Community low carbon energy transitions in Irish Islands: a transdisciplinary approach
MetadataShow full item record
The role of communities has been identified as significant in the future success of Ireland’s transition towards a decarbonised energy system. At the community level, there are different understandings of, and attitudes to, sustainability and energy use. This is particularly evident in island communities where social interactions, activities and services are compositionally divergent from those in mainland communities. This thesis argues that current habits of categorising communities’ energy needs by technology experts’ standards creates an Irish energy planning environment oblivious to the distinctive energy needs of island communities. This classification of situated energy knowledges under the rational terms of experts’ or policymakers’ standards distorts and blurs the authenticity of community insights influencing the energy planning process in island communities. Demand and perceptions of energy are place-based, thus island situated energy knowledges and community knowledge networks differ epistemologically from the typically ubiquitous approaches of technology and policy. Within these peripheral communities, the conventional “one-size-fits-all” national approach to community engagement and public consultation has proved unsuccessful. This thesis argues that prevailing practices promoting and recognising expert knowledge over local knowledge fosters a community engagement process that is inattentive and indifferent to the distinctive and divergent needs of island communities. This research reports how predominant technical approaches to community energy planning are further marginalising periphery or island communities where, typically, local knowledge is highly valued. These findings are developed through an island-based case study analysis of Inis Oírr Island, in the Aran Islands, in the West of Ireland. Drawing on a social-constructivist perspective embedded in a post-normal science approach this research assesses how current generic approaches to community consultation can be redefined to be inclusive of all knowledge in the complex energy issue. This research further argues that the complex issue of community low carbon energy transitions requires investigation from multiples disciplinary perspectives. The innovative transdisciplinary methodology developed, applied and analysed in this research enabled a holistic investigation of the role of situated energy knowledges and community knowledge networks in successful community low carbon energy transitions. Three sensitising concepts were developed to guide the empirical investigations in this work - “knowledge”, “governance” and iv “communication”. Building on results from this empirical study with residents in Inis Oírr, this research identified three mechanisms where situated energy knowledges mould perceptions and understanding of energy that are not present in existing literature. First - the role of the case-study community’s peripherality in shaping its daily energy practices. Second – their geographic and climate based experiences and household energy adaptations to account for them. And third – the case-study community’s previous experiences of external energy governance structures and how this affects their levels of participation in energy planning processes. Finally, this research aims to create new knowledge of the role of situated energy knowledges and community knowledge networks through the application of a transdisciplinary methodology that combines social scientific and engineering techniques to create a holistic picture of appropriate low carbon energy transitions for Inis Oírr island. The transdisciplinary approach developed for this research enabled the participants and the researcher to engage in a co-creative energy planning process where all types of knowledge were given legitimacy and equal respect. This research contributes to a better understanding of pathways to achieving a more inclusive, holistic and co-creative community energy transition process that can better adapt to the atypical energy needs of island communities. The innovative methodological approach developed for this research revealed the participants’ capacities to engage successfully in designing their own low carbon energy future.

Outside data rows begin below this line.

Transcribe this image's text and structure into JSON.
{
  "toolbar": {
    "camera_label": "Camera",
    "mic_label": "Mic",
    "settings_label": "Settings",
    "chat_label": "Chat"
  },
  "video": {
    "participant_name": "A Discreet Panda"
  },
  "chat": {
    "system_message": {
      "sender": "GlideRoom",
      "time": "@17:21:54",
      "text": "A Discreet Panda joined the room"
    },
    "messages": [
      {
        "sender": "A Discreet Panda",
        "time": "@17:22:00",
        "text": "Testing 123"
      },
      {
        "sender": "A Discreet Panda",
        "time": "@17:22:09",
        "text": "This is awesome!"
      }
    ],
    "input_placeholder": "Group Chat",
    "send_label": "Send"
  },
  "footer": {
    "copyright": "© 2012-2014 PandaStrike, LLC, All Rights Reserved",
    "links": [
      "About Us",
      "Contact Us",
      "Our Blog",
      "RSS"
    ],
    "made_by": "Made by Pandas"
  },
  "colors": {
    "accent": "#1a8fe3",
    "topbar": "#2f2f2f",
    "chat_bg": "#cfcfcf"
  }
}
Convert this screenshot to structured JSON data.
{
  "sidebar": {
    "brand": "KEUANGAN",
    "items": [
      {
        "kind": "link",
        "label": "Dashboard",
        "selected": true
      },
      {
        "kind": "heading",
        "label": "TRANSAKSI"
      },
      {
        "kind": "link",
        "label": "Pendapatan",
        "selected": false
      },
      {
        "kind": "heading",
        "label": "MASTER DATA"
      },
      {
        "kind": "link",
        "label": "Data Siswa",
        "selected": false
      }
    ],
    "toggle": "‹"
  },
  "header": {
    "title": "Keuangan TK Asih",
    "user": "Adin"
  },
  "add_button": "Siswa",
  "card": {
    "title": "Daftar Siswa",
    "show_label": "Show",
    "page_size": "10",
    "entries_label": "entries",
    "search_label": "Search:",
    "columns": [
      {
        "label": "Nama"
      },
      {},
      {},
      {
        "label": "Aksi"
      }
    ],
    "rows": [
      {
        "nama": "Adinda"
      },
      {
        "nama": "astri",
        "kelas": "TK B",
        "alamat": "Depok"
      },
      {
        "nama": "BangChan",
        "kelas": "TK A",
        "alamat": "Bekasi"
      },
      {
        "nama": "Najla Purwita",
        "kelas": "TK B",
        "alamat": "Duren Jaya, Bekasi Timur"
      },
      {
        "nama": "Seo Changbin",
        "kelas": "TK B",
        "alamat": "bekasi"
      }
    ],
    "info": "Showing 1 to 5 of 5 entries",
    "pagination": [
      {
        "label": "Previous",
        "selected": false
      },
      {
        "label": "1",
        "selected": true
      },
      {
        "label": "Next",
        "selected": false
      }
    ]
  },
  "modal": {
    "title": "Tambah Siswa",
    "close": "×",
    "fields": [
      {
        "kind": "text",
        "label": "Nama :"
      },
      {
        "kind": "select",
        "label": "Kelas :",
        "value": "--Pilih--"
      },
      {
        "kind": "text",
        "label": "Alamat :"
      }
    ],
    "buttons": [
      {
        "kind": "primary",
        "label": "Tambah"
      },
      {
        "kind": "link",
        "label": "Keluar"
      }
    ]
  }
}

The following license files are associated with this item:
Except where otherwise noted, this item's license is described as Attribution-NonCommercial-NoDerivs 3.0 Ireland
Showing items related by title, author, creator and subject.
Rights of nature in Ireland: towards a living island of rights-bearing communities. Submission to the Citizens’ Assembly on Biodiversity Loss Brennan, Ciara; Doran, Peter; Hough, Alison; Joyce-Kemper, Sabrina; Killean, Rachel; Kirby, Peadar; McNeill, Bróna; Nevin, Claire; Owens, Declan; Sullivan, Lynda; Tobin, Brendan (Environmental Justice Network Ireland: EJNI, 2022-09)There is growing interest in the concept of ‘Rights of Nature’ and the legal possibilities it offers as a means of protecting the natural world when regulatory efforts fail. David Boyd, the current UN Special Rapporteur ...
What are the environmental and economic impacts of a wind power system on a small rural community in East Galway? Dilleen, Padhraic (Galway-Mayo Institute of Technology, 2010)As the world is getting increasingly more concerned about the environment and the fear that the end of fossil fuels is coming soon; people are researching into different ways of meeting our energy needs in the future. One ...
A comparative study in two secondary schools aimed at improving their energy management: Archbishop McHale College Tuam, Coláiste Cholmcille Indreabhánn Tarr, Andrew (Galway-Mayo Institute of Technology, 2010)Climate change is a crisis that is going to affect all of our lives in the future. Ireland is expected to have increased storms and rain throughout the country. This will affect our lives greatly unless we do something ...